1USD = S$1.59 (S$1 = 0.63USD)

Race Relations

This is really a polyglot society consisting of ethnic Chinese, Malay, Indian subcontinent, and Arab people as well as a significant number of white Caucasians (from mostly from English speaking countries). The races mix without tension, however, there is a pecking order here. As one Chinese woman told me, "slanty-eyes on top". The society is clearly run by the Chinese/Malay, but of course they also comprise 80% of the population.

One can find people of any ethnic group at any level, but there is a clear distribution of jobs by group, especially at the bottom. The lowest level (e.g. manual) jobs are held almost entirely by people from Bangladesh, Sri Lanka, Pakistan etc. - street sweepers, maintenance people, rent-a-guard, construction workers, trash haulers etc. Whites are found almost solely in white collar positions - professors, upper level managers etc. I have yet to see a white "blue-collar worker", although I was just told there are some in the ship-building industry here.

I'm told there is a clear bias held by many Chinese against people from the Indian subcontinent. People have reported to me they have seen Chinese refuse to get into cabs driven by an Indian as well as other relatively blatant forms of racism. My small work group at the bank consists of several expat (Brit, Scot, Australian, American), four Indians and a mixture of Malay and Chinese (I don't think I can tell a Malay from a Chinese). Even in this small, relatively elite, well educated group too, there have been instances of the Chinese not taking direction from an Indian.

The Tamil population here came from colonial times where the Brits imported Indians/Sri Lankans for the government. As a result they are generally well off - ranking just below the Chinese economically. The poorest segments of the society are from the Indian subcontinent and are not viewed well by the dominant Chinese here.

Outdoor Kitchens

Perhaps the most curious aspect of apartment living in Singapore is the concept of an "outdoor kitchen". Every kitchen we've seen (with the exception of one brand new apartment) had the kitchen closed from the rest of the house by a door and has no air conditioning. The idea is that the kitchen opens to small porch where the laundry is done and all of the smells of cooking go outside.

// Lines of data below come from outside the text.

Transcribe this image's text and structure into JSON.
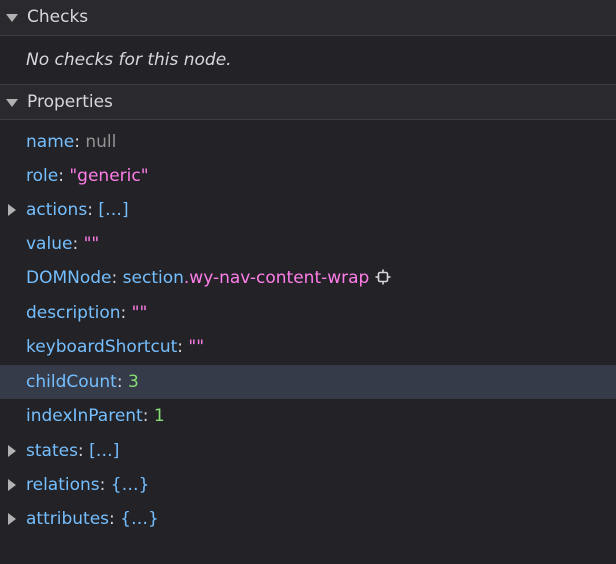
{
  "checks": {
    "title": "Checks",
    "empty_message": "No checks for this node."
  },
  "properties": {
    "title": "Properties",
    "rows": [
      {
        "key": "name",
        "value": "null",
        "type": "null"
      },
      {
        "key": "role",
        "value": "\"generic\"",
        "type": "string"
      },
      {
        "key": "actions",
        "value": "[…]",
        "type": "obj"
      },
      {
        "key": "value",
        "value": "\"\"",
        "type": "string"
      },
      {
        "key": "DOMNode",
        "tag": "section",
        "class": ".wy-nav-content-wrap",
        "icon": "select-node-icon"
      },
      {
        "key": "description",
        "value": "\"\"",
        "type": "string"
      },
      {
        "key": "keyboardShortcut",
        "value": "\"\"",
        "type": "string"
      },
      {
        "key": "childCount",
        "value": "3",
        "type": "number"
      },
      {
        "key": "indexInParent",
        "value": "1",
        "type": "number"
      },
      {
        "key": "states",
        "value": "[…]",
        "type": "obj"
      },
      {
        "key": "relations",
        "value": "{…}",
        "type": "obj"
      },
      {
        "key": "attributes",
        "value": "{…}",
        "type": "obj"
      }
    ]
  },
  "colors": {
    "background": "#232327",
    "header_background": "#2a2a2e",
    "selected_row": "#353b48",
    "key": "#75bfff",
    "string": "#ff7de9",
    "number": "#86de74",
    "null": "#939395"
  }
}
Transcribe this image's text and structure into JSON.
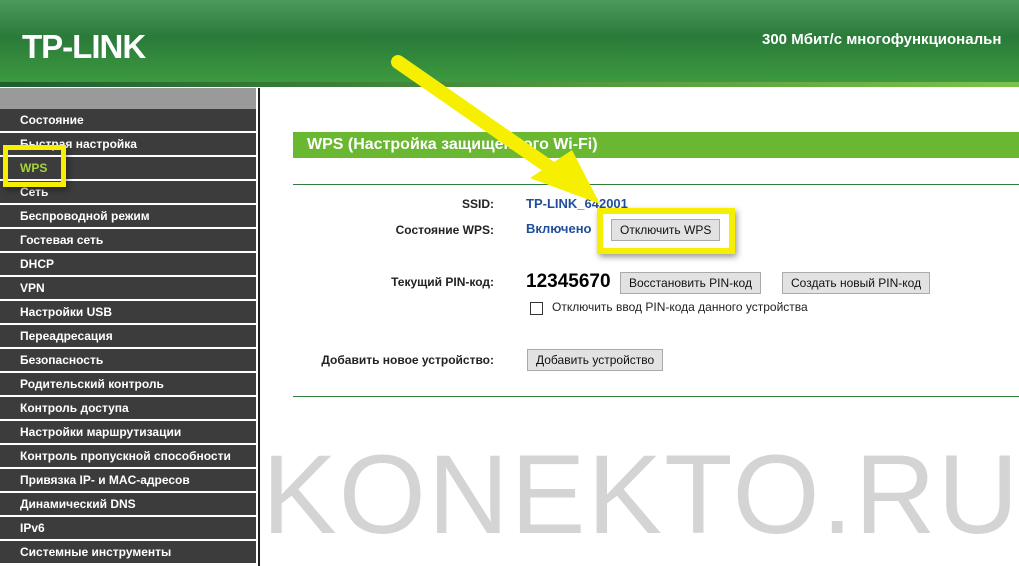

Other than that the kitchen is small, but reasonably equipped. In our million dollar apartment, we have a resonable-sized refrigerator (smallish by USA standards, but huge compared to the suitcase we used in Germany 25 years ago), small cheap oven, 4 burner hob and small sink. No dishwasher - that's called a maid here. The place came without any dishes or pots and pans, so we've bought new and will likely abandon them here when we leave.

The net of an outdoor kitchen is that it's much warmer and humid, especially with air conditioning on in the rest of the place. So you might be playing cards in your air conditioned place and then walk into the kitchen for food or drink where you are slapped with a wall of hot moist air. This also means that when you're cooking or doing dishes, it will be even more hot and humid than usual.

Just outside the small kitchen is a small open-air porch where the clothes washer is to be found and an area where you can put up a drying rack. Despite the heat, it's surprising how long it takes things to dry, as this area is shaded from the sun and rain. Air can move through the area, but not directly.

In this same area is a good sized closed in storage area. It is open to the warm, most air, so you have to be careful what is stored here. I suspect clothes would not be easily saved here. We have so little here, our room is mostly used for storing boxes which we'll probably have to throw out :-)